What is turbulence? Here’s how you can track it before your next flight

4 types of turbulence can impact your flight

View from flight heading from Detroit Metro Airport to Orlando. (WDIV)

ORLANDO, Fla. – You’re one row away from getting your snack when you hear the ding. The captain just suspended in-flight service because of turbulence.

Turbulence is a common feature of air travel. It can be as light as just a few bumps or strong enough to toss the airplane out of control for a few moments.

Turbulence is defined as the irregular motion of the air resulting from eddies and vertical currents.

There are four types of turbulence that impact aircraft.

1. Convective Turbulence

This type of turbulence is generated by the uneven heating of the ground, especially in the warmer months. These convective currents, generated by warm air rising and cold air descending, are responsible for the bumps you feel when the plain flies in and out of them.

These currents aren’t always made visible by puffy cumulus clouds.

Turbulence

Small planes that fly under the cumulus cloud deck are more susceptible to a bumpy flight. Larger planes that get above the cloud deck will have a much smoother flight from this type of turbulence.

Convective currents that are strong enough to produce thunderstorms are responsible for creating severe turbulence.

2. Wind Shear

Wind shear is the change in wind direction and/or wind speed over a distance. When wind shear is large, severe turbulence can be expected.

Wind shear

Clear air turbulence is a type of wind shear turbulence. This type of turbulence exists at high altitudes and can come on suddenly. The highest probability of experiencing clear air turbulence is during the winter, when the jet stream is stronger.
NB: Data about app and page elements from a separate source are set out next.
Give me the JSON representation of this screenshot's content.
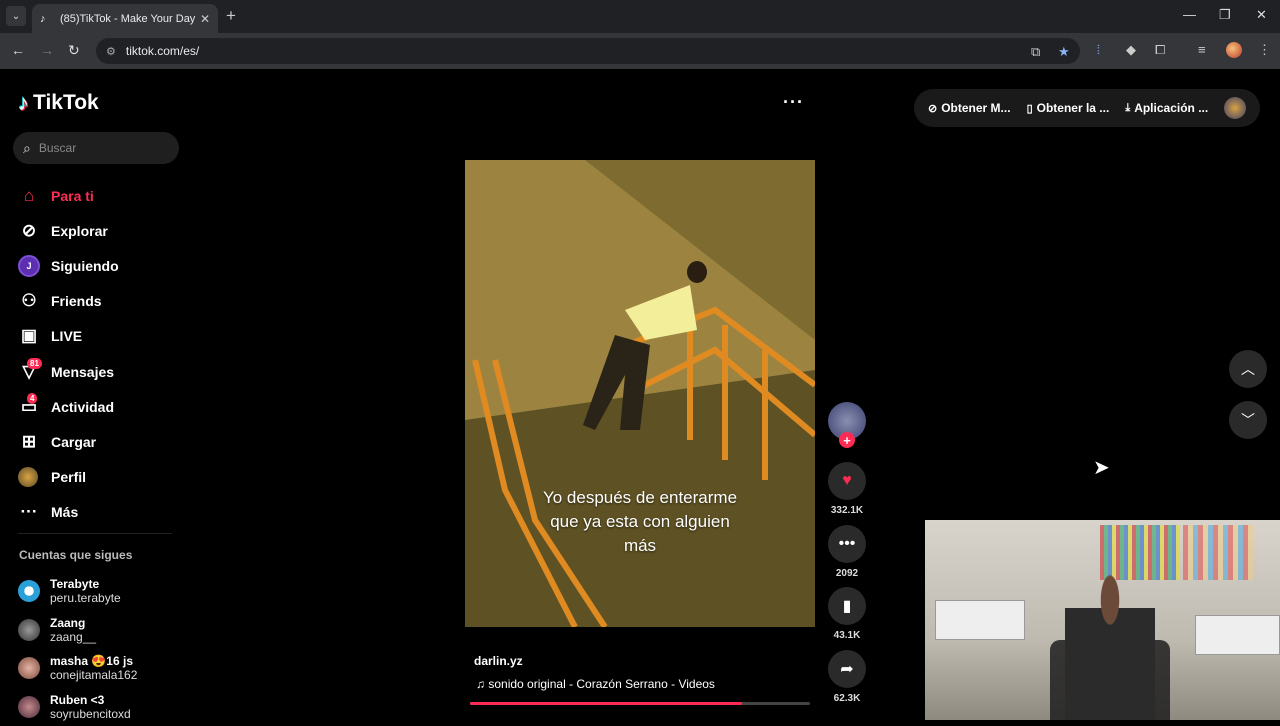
{
  "browser": {
    "tab_title": "(85)TikTok - Make Your Day",
    "tab_close": "✕",
    "new_tab": "+",
    "url": "tiktok.com/es/"
  },
  "brand": {
    "name": "TikTok"
  },
  "search": {
    "placeholder": "Buscar"
  },
  "nav": [
    {
      "label": "Para ti",
      "icon": "home-icon"
    },
    {
      "label": "Explorar",
      "icon": "compass-icon"
    },
    {
      "label": "Siguiendo",
      "icon": "following-avatar",
      "avatar_letter": "J"
    },
    {
      "label": "Friends",
      "icon": "friends-icon"
    },
    {
      "label": "LIVE",
      "icon": "live-tv-icon"
    },
    {
      "label": "Mensajes",
      "icon": "messages-icon",
      "badge": "81"
    },
    {
      "label": "Actividad",
      "icon": "activity-icon",
      "badge": "4"
    },
    {
      "label": "Cargar",
      "icon": "upload-plus-icon"
    },
    {
      "label": "Perfil",
      "icon": "profile-avatar"
    },
    {
      "label": "Más",
      "icon": "more-dots-icon"
    }
  ],
  "following_section": {
    "title": "Cuentas que sigues",
    "accounts": [
      {
        "name": "Terabyte",
        "handle": "peru.terabyte"
      },
      {
        "name": "Zaang",
        "handle": "zaang__"
      },
      {
        "name": "masha 😍16 js",
        "handle": "conejitamala162"
      },
      {
        "name": "Ruben <3",
        "handle": "soyrubencitoxd"
      }
    ]
  },
  "topbar": {
    "items": [
      "Obtener M...",
      "Obtener la ...",
      "Aplicación ..."
    ]
  },
  "video": {
    "caption_lines": [
      "Yo después de enterarme",
      "que ya esta con alguien",
      "más"
    ],
    "author": "darlin.yz",
    "sound": "sonido original - Corazón Serrano - Videos",
    "progress_fraction": 0.8
  },
  "actions": {
    "likes": "332.1K",
    "comments": "2092",
    "saves": "43.1K",
    "shares": "62.3K"
  },
  "colors": {
    "accent": "#fe2c55",
    "background": "#000000"
  }
}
This is the type of turbulence that will disrupt your in-flight service.

The severity will depend on the stability of the atmosphere at the top, below and above the mountains.

3. Frontal Turbulence

This type of turbulence is generated by the lifting of warm air.

Cold front lifting

This type of turbulence can become extremely severe if the air is unstable and thunderstorms develop.

Cold front

Turbulence associated with thunderstorms has the potential to overstress the aircraft. According to the National Oceanic and Atmospheric Administration, the plane could be displaced vertically by 2,000 to 6,000 feet.

The greatest turbulence happens in the area of the thunderstorm updraft and downdraft and in the storm’s mid-section at about 12,000 to 20,000 feet.

Downburst

Turbulence from thunderstorms, especially severe thunderstorms, can extend miles beyond the storm. This will be maximized down wind.

Frontal turbulence is most commonly associated with cold fronts since the lifting of air is more significant. Lift along a warm front is more gradual.

4. Mechanical Turbulence

This type of turbulence is generated from friction between the air and the ground. This is enhanced near mountains or tall buildings. If your trip takes you to the Rockies, expect some turbulence near the front range.

The severity will depend on the stability of the atmosphere at the top, below and above the mountains.

You can track where turbulence has been reported by pilots and where it could impact your flight here.


About the Author:

Jonathan Kegges joined the News 6 team in June 2019 and now covers weather on TV and all digital platforms.